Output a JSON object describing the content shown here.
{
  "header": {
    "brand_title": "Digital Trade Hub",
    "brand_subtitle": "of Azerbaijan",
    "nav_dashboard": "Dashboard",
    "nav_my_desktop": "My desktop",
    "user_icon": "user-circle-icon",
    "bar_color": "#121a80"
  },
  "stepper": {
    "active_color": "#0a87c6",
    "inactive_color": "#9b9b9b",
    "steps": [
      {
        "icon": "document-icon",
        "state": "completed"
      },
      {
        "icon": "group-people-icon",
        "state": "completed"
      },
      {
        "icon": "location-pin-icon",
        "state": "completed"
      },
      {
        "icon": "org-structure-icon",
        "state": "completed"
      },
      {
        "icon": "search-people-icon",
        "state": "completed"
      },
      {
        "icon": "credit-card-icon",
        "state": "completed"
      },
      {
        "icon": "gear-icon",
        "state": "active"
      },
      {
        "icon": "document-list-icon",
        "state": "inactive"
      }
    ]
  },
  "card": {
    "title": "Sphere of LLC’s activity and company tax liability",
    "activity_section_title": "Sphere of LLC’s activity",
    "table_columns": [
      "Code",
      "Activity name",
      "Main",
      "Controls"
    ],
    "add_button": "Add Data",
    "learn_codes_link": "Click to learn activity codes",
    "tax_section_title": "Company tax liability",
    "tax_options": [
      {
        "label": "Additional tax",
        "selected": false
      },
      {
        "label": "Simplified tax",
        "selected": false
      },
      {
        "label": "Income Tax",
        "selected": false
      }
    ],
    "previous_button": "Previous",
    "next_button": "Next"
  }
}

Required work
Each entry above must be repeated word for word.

Solved exercise
Output a JSON object describing the content shown here.
{
  "header": {
    "brand_title": "Digital Trade Hub",
    "brand_subtitle": "of Azerbaijan",
    "nav_dashboard": "Dashboard",
    "nav_my_desktop": "My desktop",
    "user_icon": "user-circle-icon",
    "bar_color": "#121a80"
  },
  "stepper": {
    "active_color": "#0a87c6",
    "inactive_color": "#9b9b9b",
    "steps": [
      {
        "icon": "document-icon",
        "state": "completed"
      },
      {
        "icon": "group-people-icon",
        "state": "completed"
      },
      {
        "icon": "location-pin-icon",
        "state": "completed"
      },
      {
        "icon": "org-structure-icon",
        "state": "completed"
      },
      {
        "icon": "search-people-icon",
        "state": "completed"
      },
      {
        "icon": "credit-card-icon",
        "state": "completed"
      },
      {
        "icon": "gear-icon",
        "state": "active"
      },
      {
        "icon": "document-list-icon",
        "state": "inactive"
      }
    ]
  },
  "card": {
    "title": "Sphere of LLC’s activity and company tax liability",
    "activity_section_title": "Sphere of LLC’s activity",
    "table_columns": [
      "Code",
      "Activity name",
      "Main",
      "Controls"
    ],
    "add_button": "Add Data",
    "learn_codes_link": "Click to learn activity codes",
    "tax_section_title": "Company tax liability",
    "tax_options": [
      {
        "label": "Additional tax",
        "selected": false
      },
      {
        "label": "Simplified tax",
        "selected": false
      },
      {
        "label": "Income Tax",
        "selected": false
      }
    ],
    "previous_button": "Previous",
    "next_button": "Next"
  }
}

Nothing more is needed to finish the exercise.